Much is said about whether Sir Lewis Hamilton’s record-breaking success in Formula 1 is down solely to the car he drives or the talent at his disposal.
And while it is true that the Brit has consistently had race-winning machinery in his hands throughout his career, no more so than with the dominant Mercedes in the turbo-hybrid era, there is much more to his historic success in the sport than the car at his feet.
Hamilton, whether you like it or not, is one of the greatest drivers to have ever graced the sport. You see, F1 legends, whether in the modern era or from the sport’s history, follow a similar pattern.
Of course having the car to do the business is key. This was as true of Michael Schumacher and Niki Lauda as it is of Hamilton. This is a capitalistic business, where the resources at your disposal matter as much as the ability of the driver.
And Hamilton, for sure, has had some incredible machines to work with. The slick winning operation that Mercedes have built around their talisman over the years has increasingly come to dominate the sport in a way neither they nor Hamilton could have foreseen, to the point where the champion himself has admitted on occasions that it could be boring for the viewing public.
Success at that level often is boring- the constant, drudging push to get further ahead of a pack which has struggled to keep pace. Mercedes have done it best of all, and in doing so have given their driver a car which is so comfortably ahead of the rest as to prompt debate about whether it is even good for the sport.
But the car can only take you so far. After all, again like Hamilton, the Schumachers and Laudas of the world also had teammates to deal with. Talented teammates, who have also worked their way up the ruthless ranks of the motorsport world to get to where they are. And, with some exceptions, Hamilton has consistently managed to stay on top of those rivals.
So why is Hamilton so dominant?
Beyond the car, there is one key metric which has allowed Hamilton to rise to where he has gotten today- his consistency and ability to deal with the pressure where others falter.
The British driver seems to be impervious to the types of faux pas which often claim the (in their own right indubitably gifted) drivers around him. The level of focus which it takes to be a frontrunner is much higher than than required to be the chaser.
The frontrunner that Hamilton has become has everything to lose and nothing more to gain. To keep at the level he has, solidly ahead of both his teammates and the chasing pack, is nothing short of spellbinding.
Few other athletes in any sport have managed that type of consistent success. It is this mental consistency that makes Hamilton stand head and shoulders above the rest.

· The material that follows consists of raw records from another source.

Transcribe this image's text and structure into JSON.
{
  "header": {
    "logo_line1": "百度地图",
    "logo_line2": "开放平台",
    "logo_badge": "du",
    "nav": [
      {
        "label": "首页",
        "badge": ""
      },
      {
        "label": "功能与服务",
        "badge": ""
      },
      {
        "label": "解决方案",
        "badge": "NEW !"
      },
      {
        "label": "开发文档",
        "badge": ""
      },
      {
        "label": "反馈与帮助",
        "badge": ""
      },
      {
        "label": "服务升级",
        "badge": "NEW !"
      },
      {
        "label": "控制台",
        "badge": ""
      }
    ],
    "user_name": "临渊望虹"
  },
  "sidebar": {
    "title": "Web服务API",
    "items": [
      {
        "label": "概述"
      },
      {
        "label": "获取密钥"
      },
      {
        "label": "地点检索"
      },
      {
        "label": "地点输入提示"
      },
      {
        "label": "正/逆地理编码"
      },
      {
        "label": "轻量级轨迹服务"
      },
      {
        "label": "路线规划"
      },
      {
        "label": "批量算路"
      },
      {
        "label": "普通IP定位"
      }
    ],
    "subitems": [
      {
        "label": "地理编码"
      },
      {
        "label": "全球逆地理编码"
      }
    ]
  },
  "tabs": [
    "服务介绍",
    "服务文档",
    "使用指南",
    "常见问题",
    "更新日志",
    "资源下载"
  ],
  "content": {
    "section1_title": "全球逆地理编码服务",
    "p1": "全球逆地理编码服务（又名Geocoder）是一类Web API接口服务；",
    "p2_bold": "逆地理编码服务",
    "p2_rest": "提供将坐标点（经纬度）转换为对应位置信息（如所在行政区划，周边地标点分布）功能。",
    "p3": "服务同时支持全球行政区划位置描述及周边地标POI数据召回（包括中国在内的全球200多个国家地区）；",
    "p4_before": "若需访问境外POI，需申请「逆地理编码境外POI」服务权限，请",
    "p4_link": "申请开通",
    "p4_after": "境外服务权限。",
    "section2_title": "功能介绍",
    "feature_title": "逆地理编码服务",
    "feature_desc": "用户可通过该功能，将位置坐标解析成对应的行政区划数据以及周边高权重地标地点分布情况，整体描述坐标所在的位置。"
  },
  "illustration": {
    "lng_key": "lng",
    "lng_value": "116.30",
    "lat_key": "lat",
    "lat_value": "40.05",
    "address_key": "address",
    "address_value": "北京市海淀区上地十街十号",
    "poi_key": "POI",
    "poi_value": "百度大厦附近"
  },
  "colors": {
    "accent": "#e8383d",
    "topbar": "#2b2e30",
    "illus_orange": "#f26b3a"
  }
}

For evidence of this, you need only to look at his imperious victory at the Turkish Grand Prix in 2020. In sodden conditions, one driver after another led the race as events unfolded.
Firstly Lance Stroll, starting with his maiden F1 pole in the Racing Point, led the first stint of the race before falling off the pace. Then Max Verstappen in the Red Bull took his turn, only to be sent into a spin after an overly ambitious move. And when Hamilton got the lead? He did not look like relinquishing it for a single second.
This is why Hamilton is the best. It is not easy to maintain and build a lead in an F1 race, particularly in conditions like we saw in Istanbul last year which often act as the sport’s great leveller where drivers are much more reliant on their feel for the car and track conditions. So whatever you can say about the car, or the team behind him, the Brit has more than proven his metal at the top of F1.
We can look to the teammates that have come and gone, the would-be competitors who have failed to break his dominance and the sheer consistency of the man for evidence of why he is the dominant force in F1 today- and is likely to remain so until he says otherwise.